The New Today

Commentary

Reasoning and precedent advocate change of Oath of Allegiance

On the proposal to change the Oath of Allegiance, Joseph Ewart Layne makes a certain concession, from which no person can escape. Layne observes that the clause in the Constitution of Grenada which lists provisions in the Constitution that are protected against alteration by a Bill without the people approving same in a referendum (‘referendum-entrenched’) does not include Schedule 3 to the Constitution. Schedule 3 sets out the Oath of Allegiance.

Layne adds, though, that because certain referendum-entrenched provisions refer to the Oath of Allegiance, those provisions, in effect, confer referendum-entrenched status on the Oath of Allegiance. That is called ‘entrenchment by inflection’ or ‘entrenchment by implication’.

Layne’s attempt to apply the referendum-entrenched device to the Oath of Allegiance by inflection from other provisions which are referendum entrenched could not be more woefully and helplessly wrong. We can test it both by constitutional reasoning and by precedent.

Constitutional reasoning
On constitutional reasoning, the other sections referring to the Oath of Allegiance simply point to the Oath, whatever its form; those provisions have absolutely no interest whatever in preserving that form. Entrenchment by inflection operates to preserve a particular subject, such as to protect the Courts.

Three Acts were passed by the Parliament of Jamaica to move Jamaica out of the Privy Council and into the CCJ. The Privy Council is not referendum-entrenched in Jamaica. But, the Privy Council ruled in Jamaica Council for Human Rights v Marshall-Burnett [2005] UKPC 3, bringing in the CCJ would impinge upon the protection of the Courts in Jamaica.

So, bringing in the CCJ requires changing whatever provisions in the manner required by the Constitution; although the Privy Council could not say what entrenchment requirements would apply to provisions bringing in the CCJ; quite alarmingly.

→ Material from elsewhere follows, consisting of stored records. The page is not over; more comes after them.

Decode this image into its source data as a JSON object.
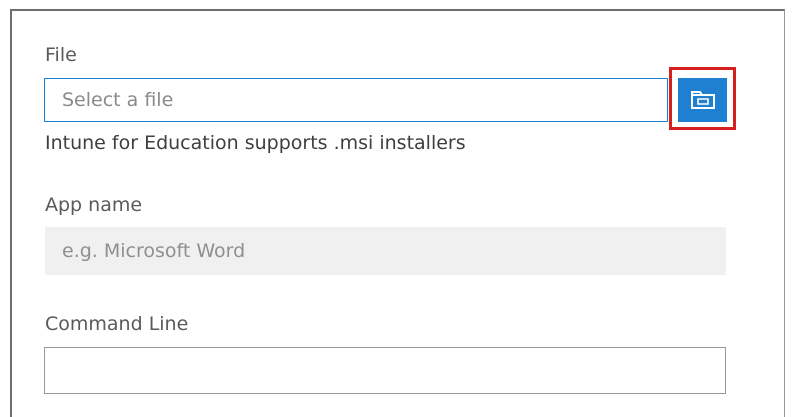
{
  "file": {
    "label": "File",
    "placeholder": "Select a file",
    "browse_icon": "folder-icon",
    "help_text": "Intune for Education supports .msi installers"
  },
  "app_name": {
    "label": "App name",
    "placeholder": "e.g. Microsoft Word"
  },
  "command_line": {
    "label": "Command Line",
    "value": ""
  },
  "colors": {
    "accent": "#1f7fd0",
    "highlight": "#d62020",
    "disabled_bg": "#f0f0f0"
  }
}
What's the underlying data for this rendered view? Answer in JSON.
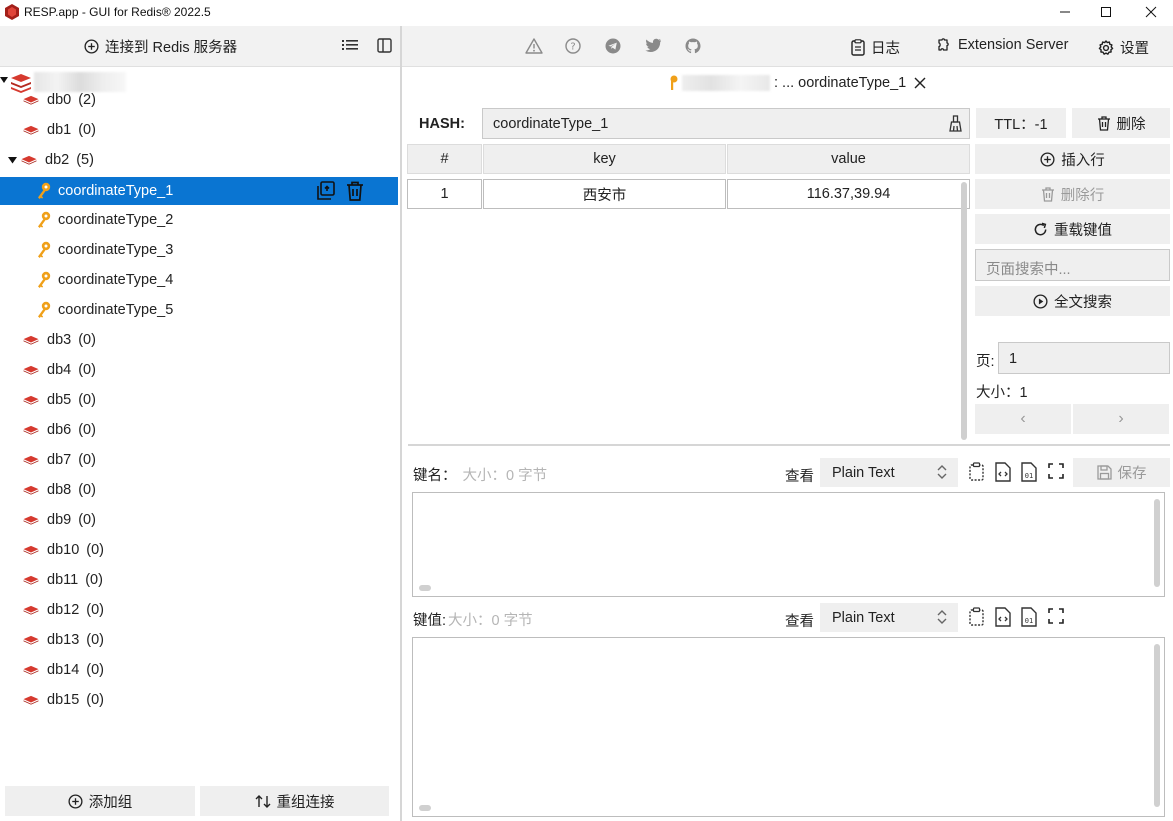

So, entrenchment by inflection was there applied by the Privy Council, ostensibly anyhow, to protect the Courts in Jamaica. By contrast, there is nothing in the form of the Oath to protect under entrenchment by inflection. Whenever a provision in the Constitution deals with the Oath, the provision is satisfied with whatever form Parliament prescribes for the Oath.

Related:  One nation, one future, one allegiance

This is why some Constitutions do not put the form of the Oath in the Constitution. They leave it to Parliament to prescribe the Oath. Thus, the Constitution of St Vincent   section 105(1) says: “Oath of Allegiance” means such Oath of Allegiance as may be prescribed by law’.

Precedent
Stipulations as to entrenchment in Jamaica are by far the most complex in the Caribbean. Touching a provision which is not referendum-entrenched may well interfere with a provision which is referendum-entrenched. That is what happened in Jamaica Council for Human Rights v Marshall-Burnett, the epitome of the doctrine of entrenchment by inflection, discussed above.

The Constitution of Jamaica section 1(1) provides: “Oath of allegiance” means the oath of allegiance set out in the First Schedule to this Constitution’. In practically the same words the Constitution of Grenada section 111(1) provides: “Oath of allegiance” means the oath of allegiance set out in Schedule 3 to this Constitution’.

In 2002 Parliament in Jamaica changed the Oath of Allegiance to require allegiance to be given, no longer to ‘Her Majesty Queen Elizabeth the Second, Her Heirs and Successors’, but instead to ‘Jamaica’. No referendum was held.

Despite Jamaica being the home of ‘entrenchment by inflection’, Jamaica Council for Human Rights v Marshall-Burnett, the changing of the Oath of Allegiance without referendum approval has never been annulled. This precedent is absolutely persuasive for Grenada.

This is the Juncture
Whether a move is hurried depends on how complex and appropriate it is. There is nothing complex about changing the Oath; nothing could be more simple than changing allegiance from the British Monarch to ‘Grenada’; it was done easily in such countries as Jamaica and St Vincent, to say nothing about the republics in Barbados, Dominica, Guyana, and Trinidad & Tobago.

Entirely appropriate is it at this juncture to change the Oath; as Grenada turns Fifty. Let us render allegiance to ‘Grenada’ as One People, One Journey, One Future.

Dr Francis Alexis, KC is a former Grenada Attorney General and Minister of Legal Affairs